You can borrow Yh Wh. It is just the sound of breathing in and breathing out. Or you could borrow Ab Dm Mn Mn. The abdomen is the geographical centre of your body. Both are just sounds. Choose one. Use it for the next ten years.

These two words can also be profoundly spiritual and specifically Christian prayers. ‘Yh Wh’ is how our ancients scored the sound of breathing, and is the sacred, unspeakable name for God. YhWh is God’s name. This could be a profound, unconscious embrace of the hazy space, a generous welcome, open to meet God.

So too ‘Ab Dm Mn Mn’. Ab is at the core of the sacred Aramaic name for God. Dm is short for domain or rule. Mn is just the wonderful sound of human delighting. So ‘ab|dm|mn|mn can become a deep, unconscious prayer of welcome, “Abba, Holy God; your peaceful reign is welcome here; Mnnnn and Mnnn, yes and yes.”

Or you could use the oldest Christian mantra, maranatha. It is Aramaic and translates roughly as ‘O Lord draw near’. You would use it as four syllables of equal length, two in breathing in, two on breathing out: ma ra | na tha.

I finish with a little reflection on stillness and freedom. The idea is simple. Unless we can exercise some agency over our inner life, we will always be the subject of it. This may sound a little adversarial or oppositional. It simply seeks to promote silence, albeit using a very western and rational proposition. When silence and stillness are in many ways anathema to our dominant culture, any aid is considered useful.


Embracing Stillness and Freedom: an apology

Breath is the door.

Be aware of your breath. Focus attention on your breath, lightly.

As you attend to your breath, you can slow it.

If you can slow your breath you can exercise power over your body.

If you can exercise power over your body you could control your posture.

If you can control your posture,         

you may draw near to your thoughts, lightly, and slow them.

And if you can slow your thoughts you can let them go.

And if you can let them go, you can draw near to other inner forces like:

emotions and desires,

fears and prejudices,

urges and anger,

and by drawing near, you can exert some authority over them.

Until we can train our awareness,

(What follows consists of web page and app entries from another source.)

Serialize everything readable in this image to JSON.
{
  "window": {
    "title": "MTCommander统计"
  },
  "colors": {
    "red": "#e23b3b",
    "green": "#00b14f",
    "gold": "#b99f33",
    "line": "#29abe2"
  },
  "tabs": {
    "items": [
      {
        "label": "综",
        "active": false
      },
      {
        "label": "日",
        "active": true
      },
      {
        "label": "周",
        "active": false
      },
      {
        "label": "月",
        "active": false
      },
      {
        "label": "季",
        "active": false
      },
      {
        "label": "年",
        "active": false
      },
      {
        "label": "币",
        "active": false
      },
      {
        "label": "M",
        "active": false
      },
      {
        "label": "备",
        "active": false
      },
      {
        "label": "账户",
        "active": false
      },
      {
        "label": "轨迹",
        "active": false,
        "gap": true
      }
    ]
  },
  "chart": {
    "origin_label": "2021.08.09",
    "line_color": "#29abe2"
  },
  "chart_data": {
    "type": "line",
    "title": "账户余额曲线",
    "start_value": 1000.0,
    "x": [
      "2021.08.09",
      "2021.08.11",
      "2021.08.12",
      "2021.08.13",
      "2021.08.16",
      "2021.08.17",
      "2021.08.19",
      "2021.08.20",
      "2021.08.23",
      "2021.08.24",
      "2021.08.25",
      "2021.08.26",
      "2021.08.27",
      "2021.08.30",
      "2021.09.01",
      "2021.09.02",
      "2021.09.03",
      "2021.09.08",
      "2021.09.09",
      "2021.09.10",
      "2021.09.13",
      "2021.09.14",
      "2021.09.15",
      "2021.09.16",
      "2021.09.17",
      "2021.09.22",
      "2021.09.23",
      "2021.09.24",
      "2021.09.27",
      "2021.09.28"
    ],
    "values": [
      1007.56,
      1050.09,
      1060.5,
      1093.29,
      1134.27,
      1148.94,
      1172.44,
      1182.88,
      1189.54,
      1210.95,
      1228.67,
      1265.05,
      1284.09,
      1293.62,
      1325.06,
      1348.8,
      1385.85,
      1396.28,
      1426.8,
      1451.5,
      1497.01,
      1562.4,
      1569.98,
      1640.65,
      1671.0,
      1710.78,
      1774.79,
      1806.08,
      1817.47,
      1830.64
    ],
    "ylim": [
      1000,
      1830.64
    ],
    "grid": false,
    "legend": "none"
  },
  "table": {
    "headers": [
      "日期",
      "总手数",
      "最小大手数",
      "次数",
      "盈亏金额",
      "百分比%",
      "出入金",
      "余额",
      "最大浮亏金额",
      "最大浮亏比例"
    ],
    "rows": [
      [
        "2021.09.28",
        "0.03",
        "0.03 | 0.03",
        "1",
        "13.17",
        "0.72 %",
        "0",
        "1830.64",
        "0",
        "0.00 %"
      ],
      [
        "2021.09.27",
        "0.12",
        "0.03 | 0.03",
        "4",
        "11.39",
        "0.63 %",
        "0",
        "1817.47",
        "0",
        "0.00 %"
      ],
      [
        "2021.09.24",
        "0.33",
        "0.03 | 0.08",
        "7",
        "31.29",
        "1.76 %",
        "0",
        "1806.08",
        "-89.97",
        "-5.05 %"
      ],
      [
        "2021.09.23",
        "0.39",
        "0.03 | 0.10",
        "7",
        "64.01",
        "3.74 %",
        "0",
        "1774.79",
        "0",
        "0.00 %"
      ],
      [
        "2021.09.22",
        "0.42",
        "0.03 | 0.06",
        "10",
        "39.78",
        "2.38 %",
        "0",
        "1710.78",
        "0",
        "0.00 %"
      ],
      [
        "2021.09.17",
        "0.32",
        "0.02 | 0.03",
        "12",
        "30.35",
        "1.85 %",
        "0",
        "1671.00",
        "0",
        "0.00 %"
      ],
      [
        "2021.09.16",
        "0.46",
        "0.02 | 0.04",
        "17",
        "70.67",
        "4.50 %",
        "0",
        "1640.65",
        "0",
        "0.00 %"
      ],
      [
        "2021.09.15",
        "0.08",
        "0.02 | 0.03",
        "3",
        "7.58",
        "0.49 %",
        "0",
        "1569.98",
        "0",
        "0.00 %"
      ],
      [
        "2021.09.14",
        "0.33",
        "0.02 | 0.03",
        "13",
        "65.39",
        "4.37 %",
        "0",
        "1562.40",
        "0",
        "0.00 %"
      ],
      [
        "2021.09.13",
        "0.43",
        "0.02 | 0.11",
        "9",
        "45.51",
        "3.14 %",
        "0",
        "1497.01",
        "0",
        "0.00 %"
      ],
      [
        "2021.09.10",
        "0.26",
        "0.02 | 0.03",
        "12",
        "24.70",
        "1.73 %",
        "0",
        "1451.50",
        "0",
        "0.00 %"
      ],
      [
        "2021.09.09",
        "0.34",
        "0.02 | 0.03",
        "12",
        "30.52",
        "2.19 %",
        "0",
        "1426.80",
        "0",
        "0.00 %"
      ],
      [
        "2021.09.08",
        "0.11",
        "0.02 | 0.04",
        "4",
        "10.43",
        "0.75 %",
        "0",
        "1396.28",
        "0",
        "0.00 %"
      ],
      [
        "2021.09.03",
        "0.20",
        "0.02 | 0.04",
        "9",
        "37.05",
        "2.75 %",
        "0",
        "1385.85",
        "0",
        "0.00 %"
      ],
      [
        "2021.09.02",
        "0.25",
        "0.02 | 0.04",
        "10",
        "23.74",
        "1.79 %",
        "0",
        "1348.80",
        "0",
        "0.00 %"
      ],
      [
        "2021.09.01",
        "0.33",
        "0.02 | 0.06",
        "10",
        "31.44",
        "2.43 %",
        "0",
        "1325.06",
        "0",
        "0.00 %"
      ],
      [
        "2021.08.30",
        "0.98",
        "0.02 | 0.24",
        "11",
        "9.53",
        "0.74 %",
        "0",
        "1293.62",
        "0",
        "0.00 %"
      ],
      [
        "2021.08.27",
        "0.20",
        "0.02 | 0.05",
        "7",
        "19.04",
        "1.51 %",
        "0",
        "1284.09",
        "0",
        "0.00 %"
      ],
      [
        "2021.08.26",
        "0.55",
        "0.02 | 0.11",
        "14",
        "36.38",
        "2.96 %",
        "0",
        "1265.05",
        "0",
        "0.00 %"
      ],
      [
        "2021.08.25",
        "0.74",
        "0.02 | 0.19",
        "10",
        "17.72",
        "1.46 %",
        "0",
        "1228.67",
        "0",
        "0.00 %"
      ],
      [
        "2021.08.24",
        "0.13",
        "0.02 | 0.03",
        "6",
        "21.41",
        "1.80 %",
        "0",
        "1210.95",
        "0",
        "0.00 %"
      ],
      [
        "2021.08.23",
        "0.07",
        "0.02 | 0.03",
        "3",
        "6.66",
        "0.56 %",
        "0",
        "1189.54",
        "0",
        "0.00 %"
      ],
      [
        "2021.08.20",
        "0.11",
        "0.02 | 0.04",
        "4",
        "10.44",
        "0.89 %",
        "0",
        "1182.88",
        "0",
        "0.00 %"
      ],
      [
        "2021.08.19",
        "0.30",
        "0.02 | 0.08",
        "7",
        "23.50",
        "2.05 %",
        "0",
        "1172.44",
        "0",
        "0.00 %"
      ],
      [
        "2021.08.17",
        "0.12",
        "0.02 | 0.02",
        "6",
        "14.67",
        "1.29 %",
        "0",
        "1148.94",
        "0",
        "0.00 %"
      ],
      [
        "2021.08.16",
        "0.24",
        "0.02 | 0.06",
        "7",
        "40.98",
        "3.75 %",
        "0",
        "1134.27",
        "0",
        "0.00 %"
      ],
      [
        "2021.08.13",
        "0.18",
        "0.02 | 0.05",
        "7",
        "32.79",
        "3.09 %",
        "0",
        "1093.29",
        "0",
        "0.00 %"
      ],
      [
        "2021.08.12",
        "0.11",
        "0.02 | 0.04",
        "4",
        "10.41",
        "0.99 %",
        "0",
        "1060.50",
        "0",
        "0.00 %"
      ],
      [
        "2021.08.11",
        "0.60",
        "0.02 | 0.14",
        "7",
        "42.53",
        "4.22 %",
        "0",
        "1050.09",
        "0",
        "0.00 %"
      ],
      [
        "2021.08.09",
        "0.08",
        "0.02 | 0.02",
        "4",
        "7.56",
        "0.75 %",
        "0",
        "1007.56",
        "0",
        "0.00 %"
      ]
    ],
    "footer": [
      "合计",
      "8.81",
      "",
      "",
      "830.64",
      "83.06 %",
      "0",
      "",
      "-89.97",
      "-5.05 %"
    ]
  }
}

and control what we can touch and see,

we will never have power over what we cannot see –

we will always be done to by our interiority –

and we will be our own victim, unaware and un-free.